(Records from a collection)
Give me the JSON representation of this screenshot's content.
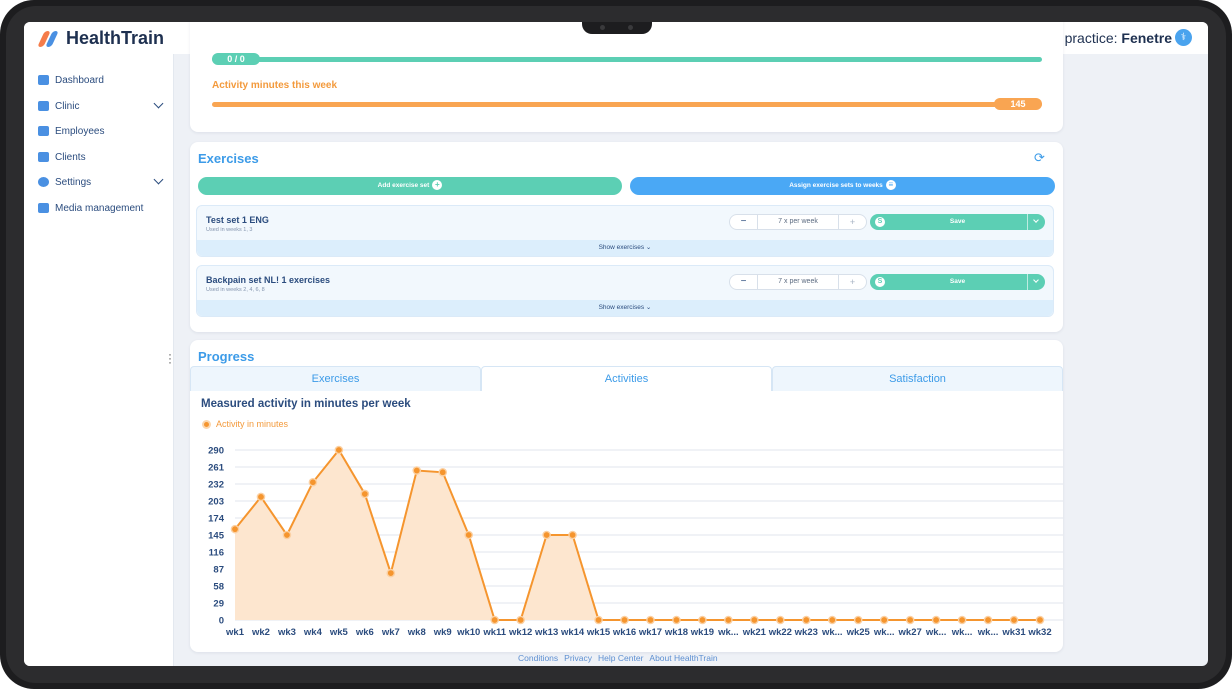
{
  "app": {
    "name": "HealthTrain"
  },
  "practice": {
    "label": "practice:",
    "name": "Fenetre"
  },
  "sidebar": {
    "items": [
      {
        "label": "Dashboard",
        "icon": "dashboard-icon"
      },
      {
        "label": "Clinic",
        "icon": "clinic-icon",
        "expandable": true
      },
      {
        "label": "Employees",
        "icon": "employees-icon"
      },
      {
        "label": "Clients",
        "icon": "clients-icon"
      },
      {
        "label": "Settings",
        "icon": "gear-icon",
        "expandable": true
      },
      {
        "label": "Media management",
        "icon": "media-icon"
      }
    ]
  },
  "goals": {
    "exercise_pill": "0 / 0",
    "exercise_progress": 0,
    "activity_label": "Activity minutes this week",
    "activity_pill": "145",
    "activity_progress": 1
  },
  "exercises": {
    "title": "Exercises",
    "add_label": "Add exercise set",
    "assign_label": "Assign exercise sets to weeks",
    "sets": [
      {
        "name": "Test set 1 ENG",
        "weeks": "Used in weeks 1, 3",
        "frequency": "7 x per week",
        "save_label": "Save",
        "show_label": "Show exercises"
      },
      {
        "name": "Backpain set NL! 1 exercises",
        "weeks": "Used in weeks 2, 4, 6, 8",
        "frequency": "7 x per week",
        "save_label": "Save",
        "show_label": "Show exercises"
      }
    ]
  },
  "progress": {
    "title": "Progress",
    "tabs": [
      {
        "label": "Exercises",
        "active": false
      },
      {
        "label": "Activities",
        "active": true
      },
      {
        "label": "Satisfaction",
        "active": false
      }
    ]
  },
  "chart_data": {
    "type": "area",
    "title": "Measured activity in minutes per week",
    "legend": "Activity in minutes",
    "color": "#f5952e",
    "fill": "#fde6cf",
    "yticks": [
      0,
      29,
      58,
      87,
      116,
      145,
      174,
      203,
      232,
      261,
      290
    ],
    "ylim": [
      0,
      290
    ],
    "grid": true,
    "x": [
      "wk1",
      "wk2",
      "wk3",
      "wk4",
      "wk5",
      "wk6",
      "wk7",
      "wk8",
      "wk9",
      "wk10",
      "wk11",
      "wk12",
      "wk13",
      "wk14",
      "wk15",
      "wk16",
      "wk17",
      "wk18",
      "wk19",
      "wk...",
      "wk21",
      "wk22",
      "wk23",
      "wk...",
      "wk25",
      "wk...",
      "wk27",
      "wk...",
      "wk...",
      "wk...",
      "wk31",
      "wk32"
    ],
    "values": [
      155,
      210,
      145,
      235,
      290,
      215,
      80,
      255,
      252,
      145,
      0,
      0,
      145,
      145,
      0,
      0,
      0,
      0,
      0,
      0,
      0,
      0,
      0,
      0,
      0,
      0,
      0,
      0,
      0,
      0,
      0,
      0
    ]
  },
  "footer": {
    "links": [
      "Conditions",
      "Privacy",
      "Help Center",
      "About HealthTrain"
    ]
  }
}
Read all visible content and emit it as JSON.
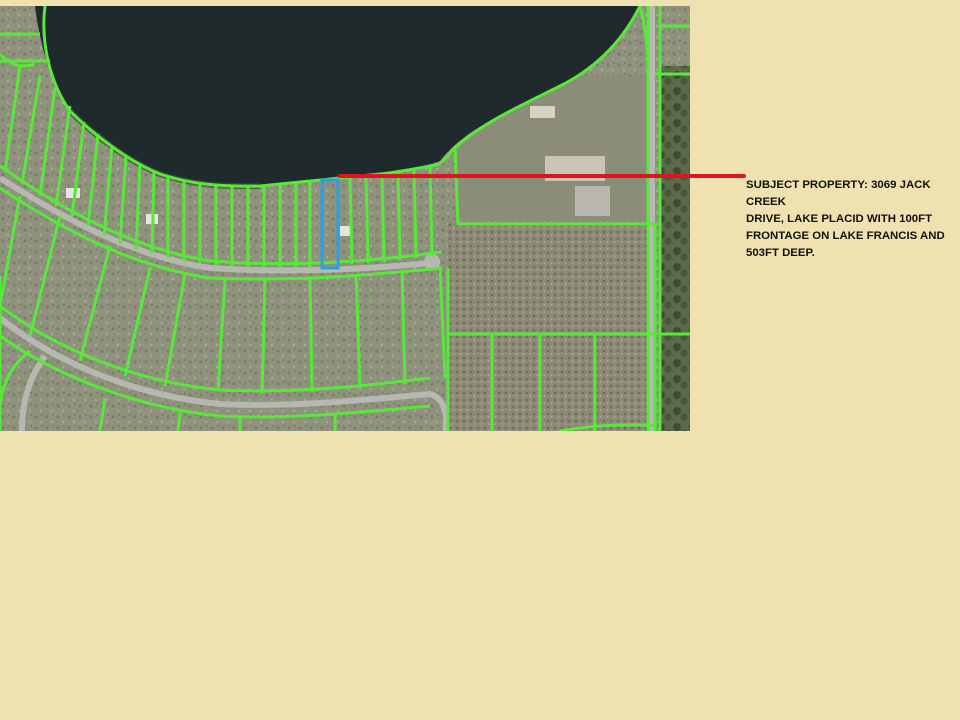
{
  "callout": {
    "text": " SUBJECT PROPERTY: 3069 JACK CREEK\nDRIVE, LAKE PLACID WITH 100FT\nFRONTAGE ON LAKE FRANCIS AND\n503FT DEEP."
  },
  "colors": {
    "background": "#efe2b0",
    "parcel_lines": "#57e83a",
    "subject_parcel": "#2aa0e0",
    "leader_line": "#e0141e",
    "lake": "#1f2a2c",
    "land": "#8f927c",
    "roads": "#b8b8b2"
  },
  "map": {
    "kind": "aerial parcel map",
    "water_body": "lake"
  }
}
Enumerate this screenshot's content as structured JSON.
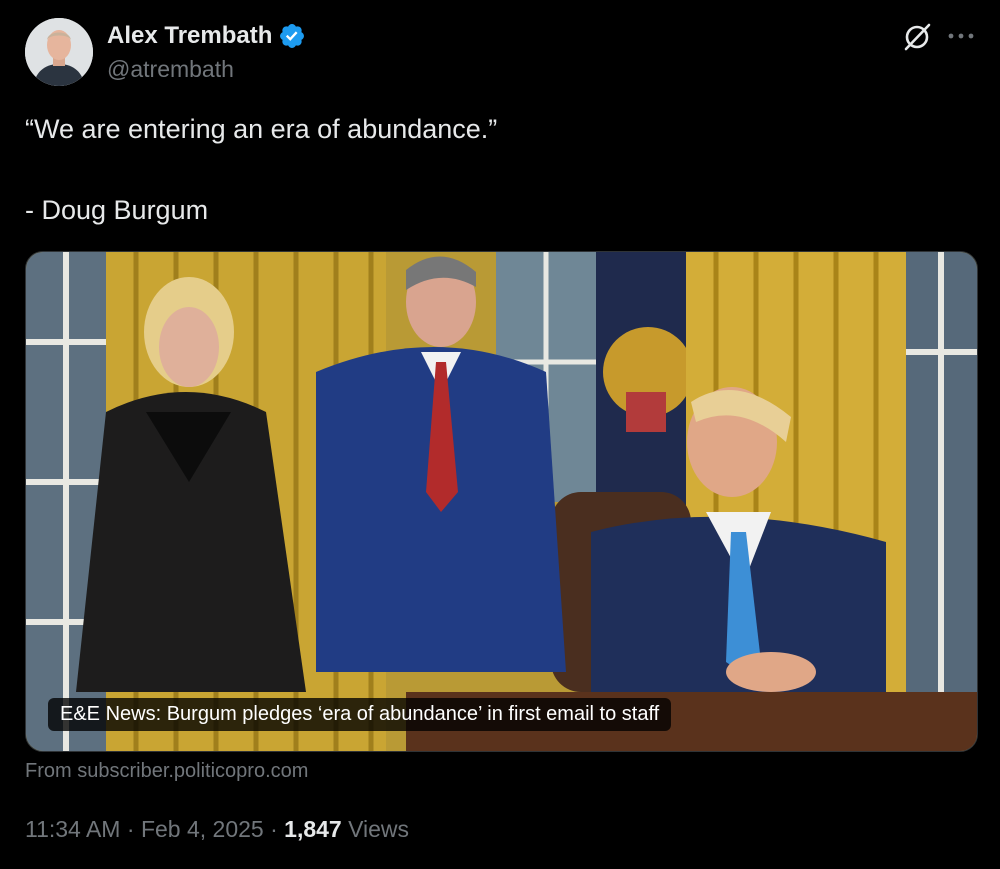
{
  "author": {
    "name": "Alex Trembath",
    "handle": "@atrembath",
    "verified_color": "#1d9bf0"
  },
  "icons": [
    "grok-icon",
    "more-icon",
    "verified-badge-icon"
  ],
  "tweet": {
    "quote": "“We are entering an era of abundance.”",
    "attribution": "- Doug Burgum"
  },
  "card": {
    "caption": "E&E News: Burgum pledges ‘era of abundance’ in first email to staff",
    "source": "From subscriber.politicopro.com"
  },
  "meta": {
    "time": "11:34 AM",
    "separator": "·",
    "date": "Feb 4, 2025",
    "views_count": "1,847",
    "views_label": "Views"
  }
}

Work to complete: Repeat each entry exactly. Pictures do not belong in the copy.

Output for this exercise:
Give me the JSON representation of this screenshot's content.
{
  "app": {
    "name": "HealthTrain"
  },
  "practice": {
    "label": "practice:",
    "name": "Fenetre"
  },
  "sidebar": {
    "items": [
      {
        "label": "Dashboard",
        "icon": "dashboard-icon"
      },
      {
        "label": "Clinic",
        "icon": "clinic-icon",
        "expandable": true
      },
      {
        "label": "Employees",
        "icon": "employees-icon"
      },
      {
        "label": "Clients",
        "icon": "clients-icon"
      },
      {
        "label": "Settings",
        "icon": "gear-icon",
        "expandable": true
      },
      {
        "label": "Media management",
        "icon": "media-icon"
      }
    ]
  },
  "goals": {
    "exercise_pill": "0 / 0",
    "exercise_progress": 0,
    "activity_label": "Activity minutes this week",
    "activity_pill": "145",
    "activity_progress": 1
  },
  "exercises": {
    "title": "Exercises",
    "add_label": "Add exercise set",
    "assign_label": "Assign exercise sets to weeks",
    "sets": [
      {
        "name": "Test set 1 ENG",
        "weeks": "Used in weeks 1, 3",
        "frequency": "7 x per week",
        "save_label": "Save",
        "show_label": "Show exercises"
      },
      {
        "name": "Backpain set NL! 1 exercises",
        "weeks": "Used in weeks 2, 4, 6, 8",
        "frequency": "7 x per week",
        "save_label": "Save",
        "show_label": "Show exercises"
      }
    ]
  },
  "progress": {
    "title": "Progress",
    "tabs": [
      {
        "label": "Exercises",
        "active": false
      },
      {
        "label": "Activities",
        "active": true
      },
      {
        "label": "Satisfaction",
        "active": false
      }
    ]
  },
  "chart_data": {
    "type": "area",
    "title": "Measured activity in minutes per week",
    "legend": "Activity in minutes",
    "color": "#f5952e",
    "fill": "#fde6cf",
    "yticks": [
      0,
      29,
      58,
      87,
      116,
      145,
      174,
      203,
      232,
      261,
      290
    ],
    "ylim": [
      0,
      290
    ],
    "grid": true,
    "x": [
      "wk1",
      "wk2",
      "wk3",
      "wk4",
      "wk5",
      "wk6",
      "wk7",
      "wk8",
      "wk9",
      "wk10",
      "wk11",
      "wk12",
      "wk13",
      "wk14",
      "wk15",
      "wk16",
      "wk17",
      "wk18",
      "wk19",
      "wk...",
      "wk21",
      "wk22",
      "wk23",
      "wk...",
      "wk25",
      "wk...",
      "wk27",
      "wk...",
      "wk...",
      "wk...",
      "wk31",
      "wk32"
    ],
    "values": [
      155,
      210,
      145,
      235,
      290,
      215,
      80,
      255,
      252,
      145,
      0,
      0,
      145,
      145,
      0,
      0,
      0,
      0,
      0,
      0,
      0,
      0,
      0,
      0,
      0,
      0,
      0,
      0,
      0,
      0,
      0,
      0
    ]
  },
  "footer": {
    "links": [
      "Conditions",
      "Privacy",
      "Help Center",
      "About HealthTrain"
    ]
  }
}
Read all visible content and emit it as JSON.
{
  "callout": {
    "text": " SUBJECT PROPERTY: 3069 JACK CREEK\nDRIVE, LAKE PLACID WITH 100FT\nFRONTAGE ON LAKE FRANCIS AND\n503FT DEEP."
  },
  "colors": {
    "background": "#efe2b0",
    "parcel_lines": "#57e83a",
    "subject_parcel": "#2aa0e0",
    "leader_line": "#e0141e",
    "lake": "#1f2a2c",
    "land": "#8f927c",
    "roads": "#b8b8b2"
  },
  "map": {
    "kind": "aerial parcel map",
    "water_body": "lake"
  }
}
Enumerate this screenshot's content as structured JSON.
{
  "author": {
    "name": "Alex Trembath",
    "handle": "@atrembath",
    "verified_color": "#1d9bf0"
  },
  "icons": [
    "grok-icon",
    "more-icon",
    "verified-badge-icon"
  ],
  "tweet": {
    "quote": "“We are entering an era of abundance.”",
    "attribution": "- Doug Burgum"
  },
  "card": {
    "caption": "E&E News: Burgum pledges ‘era of abundance’ in first email to staff",
    "source": "From subscriber.politicopro.com"
  },
  "meta": {
    "time": "11:34 AM",
    "separator": "·",
    "date": "Feb 4, 2025",
    "views_count": "1,847",
    "views_label": "Views"
  }
}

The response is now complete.